Is fire cupping scientifically proven?

Harriet Hall and Mark Crislip have characterized cupping as “pseudoscience nonsense”, “a celebrity fad”, and “gibberish”, and observed that there is no evidence that cupping works any better than a placebo.

What’s the purpose of fire cupping?

Fire cupping, also known as cupping therapy, is a treatment technique that places glass, bamboo, or plastic jars on the skin to enhance circulation, relieve pain, and extract toxins from the body. You may be familiar with fire cupping, or at the very least have heard of it, if you watched the 2016 Rio Olympic Games.

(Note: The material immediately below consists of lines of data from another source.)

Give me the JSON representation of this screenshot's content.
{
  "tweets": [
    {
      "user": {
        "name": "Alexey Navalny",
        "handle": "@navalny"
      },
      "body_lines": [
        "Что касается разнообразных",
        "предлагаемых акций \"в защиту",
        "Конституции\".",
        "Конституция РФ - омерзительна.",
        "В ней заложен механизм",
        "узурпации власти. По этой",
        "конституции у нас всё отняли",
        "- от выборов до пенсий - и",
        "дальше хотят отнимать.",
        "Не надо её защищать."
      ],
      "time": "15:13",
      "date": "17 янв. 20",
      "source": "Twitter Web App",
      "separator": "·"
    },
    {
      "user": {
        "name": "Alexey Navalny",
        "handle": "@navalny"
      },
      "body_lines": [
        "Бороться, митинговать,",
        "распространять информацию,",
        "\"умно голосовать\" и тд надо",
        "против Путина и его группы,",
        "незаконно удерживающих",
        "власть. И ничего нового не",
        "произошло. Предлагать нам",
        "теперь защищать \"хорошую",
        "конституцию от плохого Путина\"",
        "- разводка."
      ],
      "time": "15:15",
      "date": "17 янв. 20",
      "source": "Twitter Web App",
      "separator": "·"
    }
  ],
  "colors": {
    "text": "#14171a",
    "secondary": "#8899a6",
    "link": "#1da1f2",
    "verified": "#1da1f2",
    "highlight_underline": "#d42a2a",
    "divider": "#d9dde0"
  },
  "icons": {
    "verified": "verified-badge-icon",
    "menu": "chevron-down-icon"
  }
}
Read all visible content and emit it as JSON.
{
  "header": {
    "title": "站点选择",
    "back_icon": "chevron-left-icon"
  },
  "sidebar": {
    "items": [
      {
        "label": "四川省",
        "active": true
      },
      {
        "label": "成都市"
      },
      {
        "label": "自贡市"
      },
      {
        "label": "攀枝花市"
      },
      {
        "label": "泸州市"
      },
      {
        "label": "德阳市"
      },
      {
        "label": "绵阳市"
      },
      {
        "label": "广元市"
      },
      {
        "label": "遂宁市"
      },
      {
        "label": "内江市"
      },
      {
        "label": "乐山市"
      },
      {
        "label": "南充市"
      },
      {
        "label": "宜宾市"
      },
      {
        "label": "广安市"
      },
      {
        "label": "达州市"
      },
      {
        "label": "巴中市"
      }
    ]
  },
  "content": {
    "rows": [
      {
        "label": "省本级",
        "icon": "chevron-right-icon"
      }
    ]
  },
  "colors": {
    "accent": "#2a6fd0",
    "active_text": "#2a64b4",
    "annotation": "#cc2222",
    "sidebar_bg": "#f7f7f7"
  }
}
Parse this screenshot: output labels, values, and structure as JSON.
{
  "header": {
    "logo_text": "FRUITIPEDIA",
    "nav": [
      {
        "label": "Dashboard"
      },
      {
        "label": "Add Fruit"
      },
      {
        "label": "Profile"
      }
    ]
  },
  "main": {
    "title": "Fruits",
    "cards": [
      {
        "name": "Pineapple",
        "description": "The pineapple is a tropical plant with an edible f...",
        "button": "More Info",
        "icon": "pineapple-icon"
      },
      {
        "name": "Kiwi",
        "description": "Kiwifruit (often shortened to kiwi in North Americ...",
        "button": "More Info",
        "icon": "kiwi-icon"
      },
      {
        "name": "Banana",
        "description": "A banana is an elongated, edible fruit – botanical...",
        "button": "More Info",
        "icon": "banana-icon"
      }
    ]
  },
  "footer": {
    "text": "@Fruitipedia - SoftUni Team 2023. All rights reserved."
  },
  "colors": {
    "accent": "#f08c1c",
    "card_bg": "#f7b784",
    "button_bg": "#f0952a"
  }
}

Is fire cupping still used today?

Cupping therapy might be trendy now, but it’s not new. It dates back to ancient Egyptian, Chinese, and Middle Eastern cultures.

Is fire cupping healthy?

“Cupping can help athletes relieve muscle tension and tightness, but it can also help anyone with pain, stiffness or breathing problems,” says Dawn Powell-Londono, a licensed acupuncturist and Chinese herbalist who practices cupping at SCL Health’s Bridges Health and Wellness.

Is cupping better than acupuncture?

Cupping therapy has more advantages than acupuncture, such as a non-invasive therapy with relatively shorter treatment duration and potential less treatment cost. It is worthy to critically review the evidence of the comparison of these two therapies to inform clinical practice.

Does fire cupping remove toxins?

Cupping gives your body a boost in releasing those toxins. Focused blood flow helps your body by flushing built-up toxins through the lymphatic system. (Your lymphatic system is responsible for eliminating your body’s toxins and waste.)

How much does fire cupping cost?

The cost of cupping therapy most likely will be impacted by your geographic location, but $30–$80 is the average range for a treatment. Around the world, the price is typically considered affordable in comparison to other treatment modalities such as acupuncture.

Does cupping help knots?

Cupping is used to treat pain, ease scar tissue deep within muscles and connective tissues, and reduce swelling and muscle knots. Also, like many complementary treatments, cupping is supposed to minimize circulating toxins by drawing them into the skin where they are more easily removed.